According to the author, the presidential election did fall short of fulfilling the basic international requirements for genuine elections; consequently, the allegations that the presidential elections were not transparent, free or fair were found confirmed.
“It is particularly worrying that the well-documented cases of torture and ill-treatment in the crackdown by the security forces on political dissent have not, as yet, resulted in anybody being held accountable, which confirms allegations of general impunity, also due to the absence of fair trials in political cases,” the report reads.
The report also mentions the persecution of media workers as an important element of the Belarusian political landscape:
“The freedom of the media and the safety of journalists are under massive attack, as are the freedom of assembly and association and the right to liberty and security.
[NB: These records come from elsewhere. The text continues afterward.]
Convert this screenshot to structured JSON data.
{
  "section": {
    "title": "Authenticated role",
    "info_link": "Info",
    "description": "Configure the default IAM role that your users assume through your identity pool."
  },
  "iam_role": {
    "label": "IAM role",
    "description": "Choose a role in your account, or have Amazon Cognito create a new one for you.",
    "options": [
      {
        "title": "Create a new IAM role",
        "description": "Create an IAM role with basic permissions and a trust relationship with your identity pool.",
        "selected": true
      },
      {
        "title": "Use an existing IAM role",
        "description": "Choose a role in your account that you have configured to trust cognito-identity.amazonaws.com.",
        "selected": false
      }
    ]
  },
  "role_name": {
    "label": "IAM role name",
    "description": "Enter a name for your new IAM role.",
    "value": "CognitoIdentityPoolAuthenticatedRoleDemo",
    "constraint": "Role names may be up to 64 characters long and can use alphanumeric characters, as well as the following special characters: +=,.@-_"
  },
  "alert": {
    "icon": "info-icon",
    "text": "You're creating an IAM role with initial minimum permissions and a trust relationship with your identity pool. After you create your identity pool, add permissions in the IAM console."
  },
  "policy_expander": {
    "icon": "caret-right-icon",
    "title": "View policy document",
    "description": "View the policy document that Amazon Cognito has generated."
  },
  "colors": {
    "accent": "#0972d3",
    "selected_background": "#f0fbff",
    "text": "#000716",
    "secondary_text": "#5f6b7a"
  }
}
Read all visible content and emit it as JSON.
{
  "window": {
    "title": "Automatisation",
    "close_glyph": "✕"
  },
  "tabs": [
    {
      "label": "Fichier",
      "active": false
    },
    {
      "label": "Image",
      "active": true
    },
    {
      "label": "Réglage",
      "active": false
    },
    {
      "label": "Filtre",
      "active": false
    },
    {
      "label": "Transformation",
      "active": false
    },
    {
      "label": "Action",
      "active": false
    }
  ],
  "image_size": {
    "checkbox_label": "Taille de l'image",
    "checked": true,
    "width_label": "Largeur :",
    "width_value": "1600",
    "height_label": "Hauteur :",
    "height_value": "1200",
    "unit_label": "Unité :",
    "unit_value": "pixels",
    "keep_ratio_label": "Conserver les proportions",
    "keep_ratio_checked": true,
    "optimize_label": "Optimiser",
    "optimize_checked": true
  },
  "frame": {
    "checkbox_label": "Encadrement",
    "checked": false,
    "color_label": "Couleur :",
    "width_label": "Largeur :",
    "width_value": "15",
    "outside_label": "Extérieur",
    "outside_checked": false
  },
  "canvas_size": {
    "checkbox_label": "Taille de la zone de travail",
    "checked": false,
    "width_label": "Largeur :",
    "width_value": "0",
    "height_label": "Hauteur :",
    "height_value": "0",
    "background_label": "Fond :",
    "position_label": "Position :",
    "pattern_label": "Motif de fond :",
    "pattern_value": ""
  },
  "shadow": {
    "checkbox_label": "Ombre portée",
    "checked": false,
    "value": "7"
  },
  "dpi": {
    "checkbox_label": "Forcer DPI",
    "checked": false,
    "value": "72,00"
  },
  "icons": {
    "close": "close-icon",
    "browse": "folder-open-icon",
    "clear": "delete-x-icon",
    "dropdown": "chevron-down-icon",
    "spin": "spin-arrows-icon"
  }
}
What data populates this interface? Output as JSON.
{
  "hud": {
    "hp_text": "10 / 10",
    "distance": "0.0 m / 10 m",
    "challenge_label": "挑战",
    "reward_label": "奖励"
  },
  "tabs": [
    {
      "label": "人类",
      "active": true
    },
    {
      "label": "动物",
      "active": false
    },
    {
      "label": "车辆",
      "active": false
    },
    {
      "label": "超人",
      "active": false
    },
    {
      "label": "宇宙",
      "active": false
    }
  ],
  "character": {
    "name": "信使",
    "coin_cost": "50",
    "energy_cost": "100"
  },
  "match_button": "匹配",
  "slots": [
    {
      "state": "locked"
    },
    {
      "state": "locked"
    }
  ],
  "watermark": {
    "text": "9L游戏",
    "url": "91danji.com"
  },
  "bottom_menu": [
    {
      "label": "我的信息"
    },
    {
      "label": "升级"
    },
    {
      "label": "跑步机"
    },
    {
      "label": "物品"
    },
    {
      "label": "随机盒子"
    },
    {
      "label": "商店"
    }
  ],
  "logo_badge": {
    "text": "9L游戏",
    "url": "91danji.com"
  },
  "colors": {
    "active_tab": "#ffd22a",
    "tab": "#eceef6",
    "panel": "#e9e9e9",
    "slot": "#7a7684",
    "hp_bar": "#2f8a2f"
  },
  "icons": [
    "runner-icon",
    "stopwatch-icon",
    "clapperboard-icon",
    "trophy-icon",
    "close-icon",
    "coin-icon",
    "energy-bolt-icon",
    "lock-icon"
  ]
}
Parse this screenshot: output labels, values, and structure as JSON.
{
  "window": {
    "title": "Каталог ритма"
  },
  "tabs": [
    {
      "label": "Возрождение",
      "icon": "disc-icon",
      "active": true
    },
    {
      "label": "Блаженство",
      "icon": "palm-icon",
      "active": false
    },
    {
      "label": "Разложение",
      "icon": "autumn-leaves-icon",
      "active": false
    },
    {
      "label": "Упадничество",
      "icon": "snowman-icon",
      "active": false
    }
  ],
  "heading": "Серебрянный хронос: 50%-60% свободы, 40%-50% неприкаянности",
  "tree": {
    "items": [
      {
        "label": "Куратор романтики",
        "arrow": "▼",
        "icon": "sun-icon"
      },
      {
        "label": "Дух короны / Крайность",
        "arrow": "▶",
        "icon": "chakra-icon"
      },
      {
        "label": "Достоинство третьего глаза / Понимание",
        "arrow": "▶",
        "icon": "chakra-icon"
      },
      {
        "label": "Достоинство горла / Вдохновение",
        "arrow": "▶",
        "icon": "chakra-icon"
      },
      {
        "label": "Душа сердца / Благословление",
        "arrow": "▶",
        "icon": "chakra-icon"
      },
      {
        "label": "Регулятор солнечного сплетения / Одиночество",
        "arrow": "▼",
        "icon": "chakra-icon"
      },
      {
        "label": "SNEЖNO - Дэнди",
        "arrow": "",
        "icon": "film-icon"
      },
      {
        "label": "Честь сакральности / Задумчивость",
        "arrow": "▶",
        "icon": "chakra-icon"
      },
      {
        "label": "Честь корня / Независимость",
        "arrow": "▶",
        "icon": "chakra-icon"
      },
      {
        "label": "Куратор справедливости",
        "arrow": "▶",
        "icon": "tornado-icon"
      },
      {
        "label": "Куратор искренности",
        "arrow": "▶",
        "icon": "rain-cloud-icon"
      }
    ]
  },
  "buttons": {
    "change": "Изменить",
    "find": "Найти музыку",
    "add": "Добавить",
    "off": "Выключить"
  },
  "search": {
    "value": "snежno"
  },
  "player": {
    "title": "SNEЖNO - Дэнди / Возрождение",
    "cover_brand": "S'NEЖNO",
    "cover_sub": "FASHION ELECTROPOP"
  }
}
However, elections and human rights abuses are related to each other. Without democratic and structural reforms, it cannot be expected that necessary legal reforms will have the desired effects.”
As requested by the mandate and based on the findings in the report, the rapporteur has made recommendations to the Republic of Belarus (cancelling the results of the presidential elections; organising new elections based on international standards; immediately ceasing all violence; release all prisoners held for political reasons, including all detainees arrested in relation to the post-election protests; release all journalists and media workers, etc), to the OSCE, and to the international community (refrain from recognition of the presidential elections results; request new presidential elections under international monitoring; bringing perpetrators of torture and inhuman treatment among the Belarusian security forces and their responsible superiors to justice wherever possible, etc).
On 17 September 2020 the Moscow Mechanism of the human dimension of OSCE was invoked by 17 participating states with regard to credible reports of human rights violations before, during and after the presidential election of 9 August 2020 in the Republic of Belarus. The Mechanism, agreed by consensus by the OSCE participating states, allows for an investigation to be launched without consensus and independently of the OSCE Chairmanship, institutions and decision-making bodies if one state, supported by at least nine others, ‘considers that a particularly serious threat to the fulfilment of the provisions of the [OSCE] human dimension has arisen in another participating state’.